Dataset rows for apps and sites:

· · · · · · ·

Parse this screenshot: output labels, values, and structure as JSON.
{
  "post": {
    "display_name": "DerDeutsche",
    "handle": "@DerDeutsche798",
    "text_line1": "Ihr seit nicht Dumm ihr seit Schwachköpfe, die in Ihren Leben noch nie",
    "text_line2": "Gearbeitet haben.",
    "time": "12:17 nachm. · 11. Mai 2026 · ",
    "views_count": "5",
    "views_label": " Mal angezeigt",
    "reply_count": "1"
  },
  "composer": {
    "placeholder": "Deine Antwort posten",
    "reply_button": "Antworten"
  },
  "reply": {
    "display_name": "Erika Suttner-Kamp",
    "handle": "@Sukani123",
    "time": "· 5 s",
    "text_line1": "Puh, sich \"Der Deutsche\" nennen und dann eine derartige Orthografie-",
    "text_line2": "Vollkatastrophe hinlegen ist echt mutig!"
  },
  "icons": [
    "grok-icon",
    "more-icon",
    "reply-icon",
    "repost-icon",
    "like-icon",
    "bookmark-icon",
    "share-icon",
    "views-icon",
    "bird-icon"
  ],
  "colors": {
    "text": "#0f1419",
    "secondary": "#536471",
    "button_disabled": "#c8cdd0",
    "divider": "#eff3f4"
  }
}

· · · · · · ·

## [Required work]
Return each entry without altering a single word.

## [Written answer]
Parse this screenshot: output labels, values, and structure as JSON.
{
  "post": {
    "display_name": "DerDeutsche",
    "handle": "@DerDeutsche798",
    "text_line1": "Ihr seit nicht Dumm ihr seit Schwachköpfe, die in Ihren Leben noch nie",
    "text_line2": "Gearbeitet haben.",
    "time": "12:17 nachm. · 11. Mai 2026 · ",
    "views_count": "5",
    "views_label": " Mal angezeigt",
    "reply_count": "1"
  },
  "composer": {
    "placeholder": "Deine Antwort posten",
    "reply_button": "Antworten"
  },
  "reply": {
    "display_name": "Erika Suttner-Kamp",
    "handle": "@Sukani123",
    "time": "· 5 s",
    "text_line1": "Puh, sich \"Der Deutsche\" nennen und dann eine derartige Orthografie-",
    "text_line2": "Vollkatastrophe hinlegen ist echt mutig!"
  },
  "icons": [
    "grok-icon",
    "more-icon",
    "reply-icon",
    "repost-icon",
    "like-icon",
    "bookmark-icon",
    "share-icon",
    "views-icon",
    "bird-icon"
  ],
  "colors": {
    "text": "#0f1419",
    "secondary": "#536471",
    "button_disabled": "#c8cdd0",
    "divider": "#eff3f4"
  }
}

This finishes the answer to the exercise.